CMA gives the all clear to Tesco-Booker merger
Written by Chris Lemmon
Following an in-depth review, the Competition and Markets Authority (CMA) has concluded that Tesco’s purchase of Booker raises no competition concerns.
A group of independent panel members at the CMA found that Tesco, as a retailer, and Booker, as a wholesaler, do not compete head-to-head in most of their activities. The group did consider the impact that the deal would have on stores such as Premier, Londis and Budgens, which Booker is the main supplier to.
The CMA determined that Booker does not own the shops it supplies and these retailers are free to set their prices and decide which products to stock. So, although these shops compete with Tesco, Booker cannot directly determine how they compete.
Given Tesco’s influence generally in the retail sector, the CMA also examined whether the merged company could raise prices or reduce service quality at either the wholesale or retail levels. It found that existing strong competition in wholesale and retail made this unlikely.

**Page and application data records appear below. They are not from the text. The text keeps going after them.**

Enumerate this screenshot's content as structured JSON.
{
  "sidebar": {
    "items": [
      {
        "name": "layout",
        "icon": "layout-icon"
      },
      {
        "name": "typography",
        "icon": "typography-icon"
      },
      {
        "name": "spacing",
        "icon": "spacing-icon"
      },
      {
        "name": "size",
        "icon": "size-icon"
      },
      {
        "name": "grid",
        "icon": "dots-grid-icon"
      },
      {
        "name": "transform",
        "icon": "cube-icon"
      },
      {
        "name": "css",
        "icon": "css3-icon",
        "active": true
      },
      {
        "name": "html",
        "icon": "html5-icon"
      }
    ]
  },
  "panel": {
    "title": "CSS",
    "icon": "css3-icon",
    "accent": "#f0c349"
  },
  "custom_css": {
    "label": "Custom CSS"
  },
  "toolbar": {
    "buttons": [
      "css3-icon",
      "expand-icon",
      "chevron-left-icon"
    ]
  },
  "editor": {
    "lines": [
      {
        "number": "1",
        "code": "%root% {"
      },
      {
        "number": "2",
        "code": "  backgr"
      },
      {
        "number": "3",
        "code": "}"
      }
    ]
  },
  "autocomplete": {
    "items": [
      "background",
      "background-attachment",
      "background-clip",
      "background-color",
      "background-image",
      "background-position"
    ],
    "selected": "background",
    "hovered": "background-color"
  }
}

The CMA also considered concerns that, after the merger, Booker would be able to use Tesco’s buying power to purchase groceries from suppliers at lower prices and that other wholesalers might not be able to compete. This could lead to Booker eventually raising its prices if the choice did not then exist to keep prices competitive. But the CMA concluded that the wholesale market would remain competitive in the longer term, noting that Booker’s share of the UK grocery wholesaling market was not sufficient to justify these longer-term concerns.

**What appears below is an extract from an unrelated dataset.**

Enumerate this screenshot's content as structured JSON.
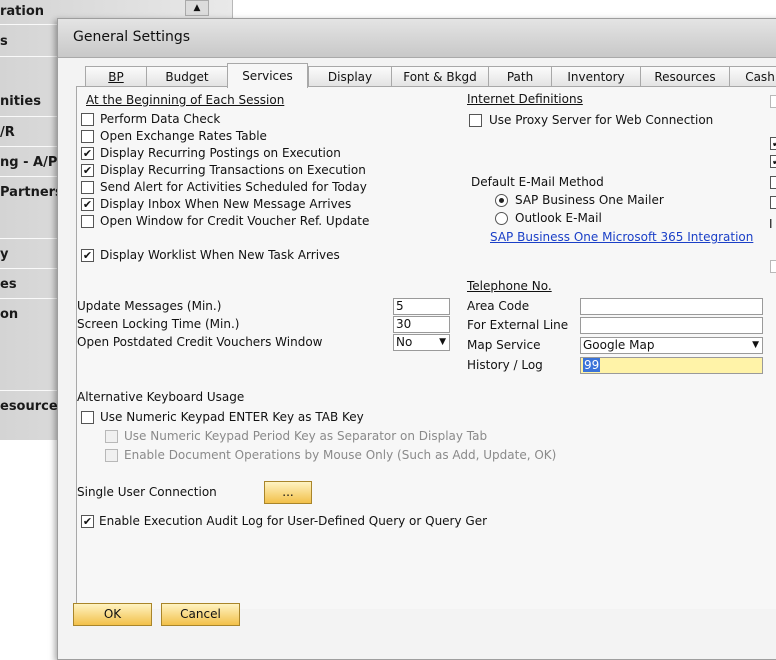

Simon Polito, chair of the inquiry group, said: “We have carefully listened to feedback from retailers and wholesalers who operate in what are highly competitive UK retail and wholesale sectors. Retailers have told us that they shop around for the best prices and service from their wholesaler, and we are confident that this will continue after Tesco buys Booker.
“This has been an important investigation for us. Millions of people use their local supermarket or convenience store to buy their groceries or essentials, so it is vital that they have enough choice to secure the best deal for them. Having examined the evidence in depth, we are satisfied this will remain the case following the merger.”